Amanda Hyman came close to having a profession that involved carrying a firearm and assessing criminal behavior, but instead she now wields a garden trowel and sketches landscape plans.
The landscape specialist at VanderSalm’s Flowershop and Garden Center, in Kalamazoo, was only a few classes short of a degree in criminal justice and sociology at Western Michigan University when a change of heart rerouted her career plans: She no longer wanted to become a criminal profiler.
“I got a job here (at VanderSalm’s) trying to figure out what I was going to do next,” Hyman says.

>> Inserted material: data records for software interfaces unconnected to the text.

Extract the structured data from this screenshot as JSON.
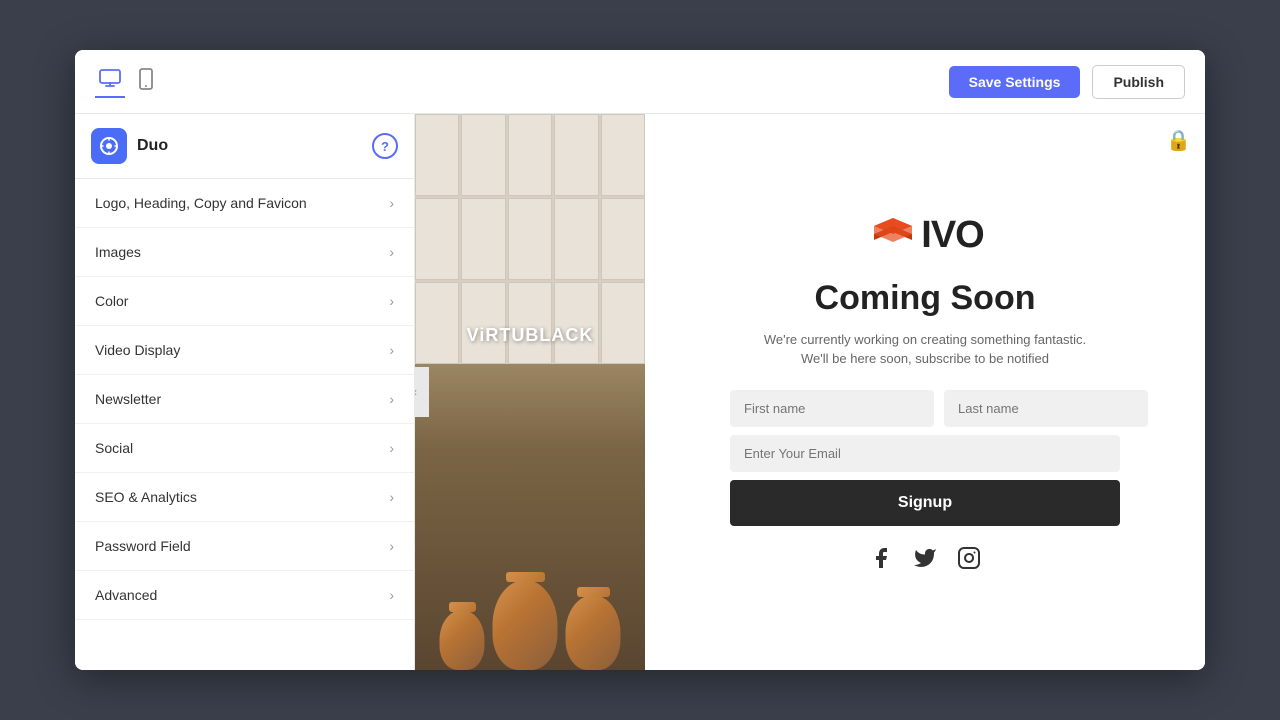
{
  "app": {
    "title": "Duo",
    "help_label": "?",
    "logo_emoji": "⚙"
  },
  "toolbar": {
    "save_label": "Save Settings",
    "publish_label": "Publish"
  },
  "sidebar": {
    "items": [
      {
        "id": "logo-heading",
        "label": "Logo, Heading, Copy and Favicon"
      },
      {
        "id": "images",
        "label": "Images"
      },
      {
        "id": "color",
        "label": "Color"
      },
      {
        "id": "video-display",
        "label": "Video Display"
      },
      {
        "id": "newsletter",
        "label": "Newsletter"
      },
      {
        "id": "social",
        "label": "Social"
      },
      {
        "id": "seo-analytics",
        "label": "SEO & Analytics"
      },
      {
        "id": "password-field",
        "label": "Password Field"
      },
      {
        "id": "advanced",
        "label": "Advanced"
      }
    ]
  },
  "preview": {
    "brand_text": "ViRTUBLACK",
    "logo_text": "IVO",
    "coming_soon_title": "Coming Soon",
    "subtitle1": "We're currently working on creating something fantastic.",
    "subtitle2": "We'll be here soon, subscribe to be notified",
    "form": {
      "first_name_placeholder": "First name",
      "last_name_placeholder": "Last name",
      "email_placeholder": "Enter Your Email",
      "signup_label": "Signup"
    },
    "social": {
      "facebook": "f",
      "twitter": "t",
      "instagram": "i"
    }
  }
}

That soul searching didn’t take long. Hyman immediately fell in love with plants after being hired as a sales clerk at VanderSalm’s in 2002.
“When I started with the plants, it was like, ‘I want to do this,’” she says.
Hyman learned anything and everything about perennials, shrubs and trees. By the time she went to Michigan State University in 2011 to pursue a degree in landscape design and horticulture, she already knew the plants by their scientific names.
“I didn’t know the common names of things,” Hyman says, laughing. “I was backwards from everybody.”
Hyman, who grew up in Okemos, lived there with her parents during the school week. On weekends she returned to Kalamazoo and stayed with Justin Hyman, her then-fiancé (now husband). Hyman continued working at VanderSalm’s and also interned at Kellogg Biological Station, in Hickory Corners, and Gull Lake Landscape Co., in Richland. Originally, she planned to major in landscape architecture, but switched to landscape design because it focused more on the plants.
“Landscape architects and landscape designers often work together because the designers know what to plant where,” Hyman says.
All about plants
Hyman is all about the plants, so much so that she can’t even settle on a favorite — or a few favorites for that matter.
“In every green shrub I’d have a favorite, and every flowering shrub I’d have a favorite,” she says. “There would just be too many.”
After graduating from MSU in 2014, Hyman became VanderSalm’s landscape specialist, a position in which she orders the plants, answers customers’ landscape and horticulture questions and travels to customers’ homes for landscape design consultations. After viewing their property during these consultations, Hyman sits down with customers and discovers what they are looking for and how much they would like to invest — not only monetarily. Her biggest landscaping tip is this: Evaluate how much time you want to invest in caring for plants.
“Because you can have a really nice garden that still looks good even if you can’t put in hours and hours,” Hyman explains. “You just have to know what your restrictions are because you can plant a ton of flowers and not have time to take care of them.”
Hyman also puts her education to work teaching a host of VanderSalm’s free Garden Guru classes. Held on Saturdays, the classes include Building a Fairy Garden, Planting Vegetable Seeds, Growing Roses, Growing Hydrangeas, and Creating Shade and Native Plant Gardens — to name a few. While Hyman teaches many of the Garden Guru classes, fellow VanderSalm’s staffer Ignacio Luna, the plant design coordinator, teaches the class on succulents, and Lexie Lantinga, the shop’s wedding designer, teaches design classes.
VanderSalm’s pays attention to gardening trends, Hyman says, by noticing when several customers start asking questions about the same topic and by seeing hot sellers such as fairy gardens in gardening catalogues.
“It’s pretty easy to keep your finger on the pulse (of trends),” Hyman says.
Cultivating a fairy garden
Adults and children attend the fairy garden class, which is free except for the materials. Before the class, Hyman takes students around the store to view the examples on display, select a container, and pick tiny items such as mushrooms, chairs, houses, bridges, ponds and miniature live plants. Some people decide to build a fairy garden the size of a coffee can while others create a desktop-sized version, Hyman says.
“It’s pretty much up to your own imagination what you want to do,” she says.
Hyman believes students’ interest in planting vegetables from seeds results from wanting to know where their foods are coming from and to avoid GMOs (genetically modified organisms) and chemically derived pesticides. Some of her students seek organic options.
“We have certain natural repellents for your tomatoes that are marked organic,” Hyman says. “Organic food, organic soil — it’s pretty easy, if that’s what you’re going for, to find what you need.”
Growing vegetables also offers a feeling of accomplishment, she says, because they are easy to grow, especially tomatoes, green beans and anything in the pepper family.
VanderSalm’s keeps the class sizes limited to approximately 30 students. If a class garners great interest, the shop will create two classes on the subject — one in the morning on a Saturday and one in the evening. Hyman’s favorite class to teach is the one on shade gardening.
“People feel like they don’t have that many options (with shade gardening),” she explains. “It’s fun to introduce people to these really cool plants.”